## Exercise inputs
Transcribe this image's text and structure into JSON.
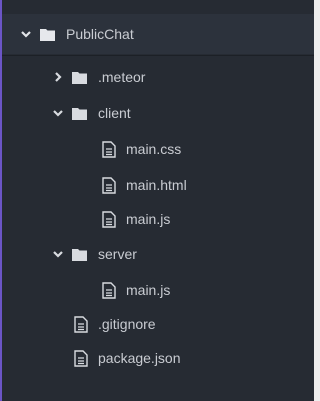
{
  "colors": {
    "panel_bg": "#262b33",
    "selected_bg": "#2c323c",
    "accent": "#6b55c6",
    "text": "#c9ccd2",
    "icon": "#d8dbe0"
  },
  "tree": {
    "root": {
      "label": "PublicChat",
      "icon": "folder-icon",
      "expanded": true
    },
    "meteor": {
      "label": ".meteor",
      "icon": "folder-icon",
      "expanded": false
    },
    "client": {
      "label": "client",
      "icon": "folder-icon",
      "expanded": true
    },
    "client_css": {
      "label": "main.css",
      "icon": "file-icon"
    },
    "client_html": {
      "label": "main.html",
      "icon": "file-icon"
    },
    "client_js": {
      "label": "main.js",
      "icon": "file-icon"
    },
    "server": {
      "label": "server",
      "icon": "folder-icon",
      "expanded": true
    },
    "server_js": {
      "label": "main.js",
      "icon": "file-icon"
    },
    "gitignore": {
      "label": ".gitignore",
      "icon": "file-icon"
    },
    "package": {
      "label": "package.json",
      "icon": "file-icon"
    }
  }
}
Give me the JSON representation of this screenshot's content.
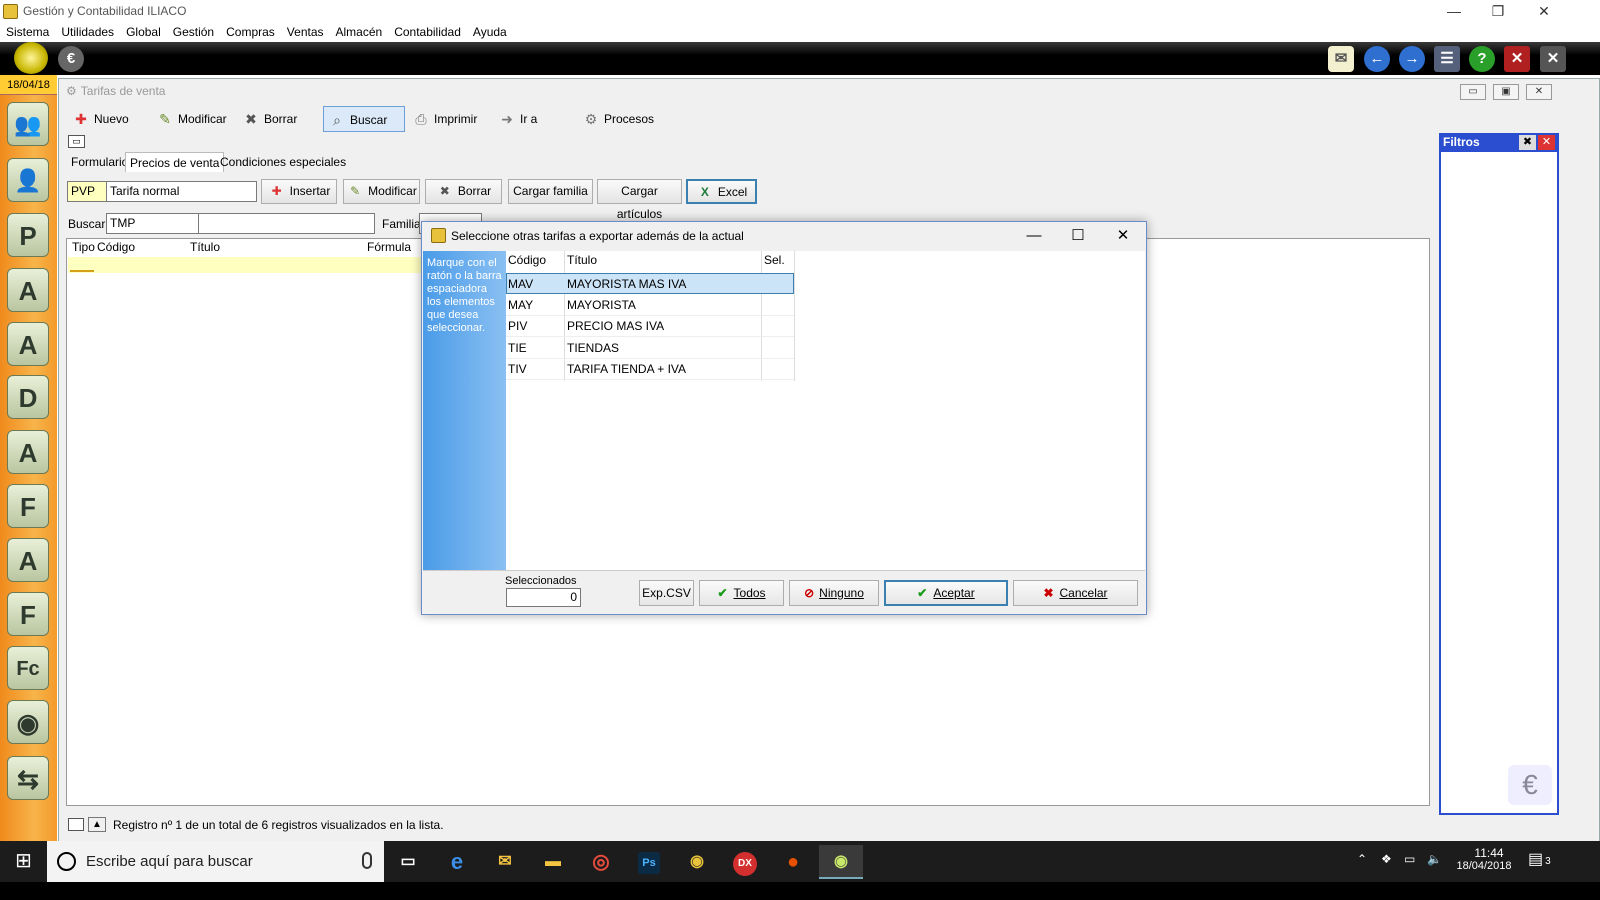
{
  "window": {
    "title": "Gestión y Contabilidad ILIACO",
    "minimize": "—",
    "restore": "❐",
    "close": "✕"
  },
  "menu": [
    "Sistema",
    "Utilidades",
    "Global",
    "Gestión",
    "Compras",
    "Ventas",
    "Almacén",
    "Contabilidad",
    "Ayuda"
  ],
  "sidebar": {
    "date": "18/04/18",
    "icons": [
      "users-icon",
      "user-icon",
      "user-p-icon",
      "user-a-icon",
      "box-a-icon",
      "letter-d-icon",
      "letter-a-icon",
      "letter-f-icon",
      "letter-a-icon",
      "letter-f-icon",
      "letter-fc-icon",
      "magic-disc-icon",
      "transfer-icon"
    ],
    "glyphs": [
      "👥",
      "👤",
      "P",
      "A",
      "A",
      "D",
      "A",
      "F",
      "A",
      "F",
      "Fc",
      "◉",
      "⇆"
    ]
  },
  "main": {
    "title": "Tarifas de venta",
    "toolbar": [
      "Nuevo",
      "Modificar",
      "Borrar",
      "Buscar",
      "Imprimir",
      "Ir a",
      "Procesos"
    ],
    "tabs": [
      "Formulario",
      "Precios de venta",
      "Condiciones especiales"
    ],
    "tarifa_code": "PVP",
    "tarifa_name": "Tarifa normal",
    "actions": [
      "Insertar",
      "Modificar",
      "Borrar",
      "Cargar familia",
      "Cargar artículos",
      "Excel"
    ],
    "buscar_label": "Buscar:",
    "buscar_value": "TMP",
    "familia_label": "Familia:",
    "grid_headers": [
      "Tipo",
      "Código",
      "Título",
      "Fórmula"
    ],
    "status": "Registro nº 1 de un total de 6 registros visualizados en la lista."
  },
  "filtros": {
    "title": "Filtros"
  },
  "dialog": {
    "title": "Seleccione otras tarifas a exportar además de la actual",
    "instructions": "Marque con el ratón o la barra espaciadora los elementos que desea seleccionar.",
    "headers": [
      "Código",
      "Título",
      "Sel."
    ],
    "rows": [
      {
        "code": "MAV",
        "title": "MAYORISTA MAS IVA"
      },
      {
        "code": "MAY",
        "title": "MAYORISTA"
      },
      {
        "code": "PIV",
        "title": "PRECIO MAS IVA"
      },
      {
        "code": "TIE",
        "title": "TIENDAS"
      },
      {
        "code": "TIV",
        "title": "TARIFA TIENDA + IVA"
      }
    ],
    "selected_label": "Seleccionados",
    "selected_count": "0",
    "buttons": {
      "exp_csv": "Exp.CSV",
      "todos": "Todos",
      "ninguno": "Ninguno",
      "aceptar": "Aceptar",
      "cancelar": "Cancelar"
    }
  },
  "taskbar": {
    "search_placeholder": "Escribe aquí para buscar",
    "time": "11:44",
    "date": "18/04/2018",
    "notifications": "3",
    "apps": [
      "task-view-icon",
      "edge-icon",
      "mail-app-icon",
      "file-explorer-icon",
      "chrome-icon",
      "photoshop-icon",
      "iliaco-app-icon",
      "dx-app-icon",
      "firebird-icon",
      "iliaco-active-icon"
    ],
    "app_glyphs": [
      "▭",
      "e",
      "✉",
      "▬",
      "◎",
      "Ps",
      "◉",
      "DX",
      "●",
      "◉"
    ]
  }
}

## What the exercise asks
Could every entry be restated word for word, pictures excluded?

## Solved exercise
Transcribe this image's text and structure into JSON.
{
  "colors": {
    "panel_bg": "#262b33",
    "selected_bg": "#2c323c",
    "accent": "#6b55c6",
    "text": "#c9ccd2",
    "icon": "#d8dbe0"
  },
  "tree": {
    "root": {
      "label": "PublicChat",
      "icon": "folder-icon",
      "expanded": true
    },
    "meteor": {
      "label": ".meteor",
      "icon": "folder-icon",
      "expanded": false
    },
    "client": {
      "label": "client",
      "icon": "folder-icon",
      "expanded": true
    },
    "client_css": {
      "label": "main.css",
      "icon": "file-icon"
    },
    "client_html": {
      "label": "main.html",
      "icon": "file-icon"
    },
    "client_js": {
      "label": "main.js",
      "icon": "file-icon"
    },
    "server": {
      "label": "server",
      "icon": "folder-icon",
      "expanded": true
    },
    "server_js": {
      "label": "main.js",
      "icon": "file-icon"
    },
    "gitignore": {
      "label": ".gitignore",
      "icon": "file-icon"
    },
    "package": {
      "label": "package.json",
      "icon": "file-icon"
    }
  }
}
Give me the JSON representation of this screenshot's content.
{
  "window": {
    "title": "Gestión y Contabilidad ILIACO",
    "minimize": "—",
    "restore": "❐",
    "close": "✕"
  },
  "menu": [
    "Sistema",
    "Utilidades",
    "Global",
    "Gestión",
    "Compras",
    "Ventas",
    "Almacén",
    "Contabilidad",
    "Ayuda"
  ],
  "sidebar": {
    "date": "18/04/18",
    "icons": [
      "users-icon",
      "user-icon",
      "user-p-icon",
      "user-a-icon",
      "box-a-icon",
      "letter-d-icon",
      "letter-a-icon",
      "letter-f-icon",
      "letter-a-icon",
      "letter-f-icon",
      "letter-fc-icon",
      "magic-disc-icon",
      "transfer-icon"
    ],
    "glyphs": [
      "👥",
      "👤",
      "P",
      "A",
      "A",
      "D",
      "A",
      "F",
      "A",
      "F",
      "Fc",
      "◉",
      "⇆"
    ]
  },
  "main": {
    "title": "Tarifas de venta",
    "toolbar": [
      "Nuevo",
      "Modificar",
      "Borrar",
      "Buscar",
      "Imprimir",
      "Ir a",
      "Procesos"
    ],
    "tabs": [
      "Formulario",
      "Precios de venta",
      "Condiciones especiales"
    ],
    "tarifa_code": "PVP",
    "tarifa_name": "Tarifa normal",
    "actions": [
      "Insertar",
      "Modificar",
      "Borrar",
      "Cargar familia",
      "Cargar artículos",
      "Excel"
    ],
    "buscar_label": "Buscar:",
    "buscar_value": "TMP",
    "familia_label": "Familia:",
    "grid_headers": [
      "Tipo",
      "Código",
      "Título",
      "Fórmula"
    ],
    "status": "Registro nº 1 de un total de 6 registros visualizados en la lista."
  },
  "filtros": {
    "title": "Filtros"
  },
  "dialog": {
    "title": "Seleccione otras tarifas a exportar además de la actual",
    "instructions": "Marque con el ratón o la barra espaciadora los elementos que desea seleccionar.",
    "headers": [
      "Código",
      "Título",
      "Sel."
    ],
    "rows": [
      {
        "code": "MAV",
        "title": "MAYORISTA MAS IVA"
      },
      {
        "code": "MAY",
        "title": "MAYORISTA"
      },
      {
        "code": "PIV",
        "title": "PRECIO MAS IVA"
      },
      {
        "code": "TIE",
        "title": "TIENDAS"
      },
      {
        "code": "TIV",
        "title": "TARIFA TIENDA + IVA"
      }
    ],
    "selected_label": "Seleccionados",
    "selected_count": "0",
    "buttons": {
      "exp_csv": "Exp.CSV",
      "todos": "Todos",
      "ninguno": "Ninguno",
      "aceptar": "Aceptar",
      "cancelar": "Cancelar"
    }
  },
  "taskbar": {
    "search_placeholder": "Escribe aquí para buscar",
    "time": "11:44",
    "date": "18/04/2018",
    "notifications": "3",
    "apps": [
      "task-view-icon",
      "edge-icon",
      "mail-app-icon",
      "file-explorer-icon",
      "chrome-icon",
      "photoshop-icon",
      "iliaco-app-icon",
      "dx-app-icon",
      "firebird-icon",
      "iliaco-active-icon"
    ],
    "app_glyphs": [
      "▭",
      "e",
      "✉",
      "▬",
      "◎",
      "Ps",
      "◉",
      "DX",
      "●",
      "◉"
    ]
  }
}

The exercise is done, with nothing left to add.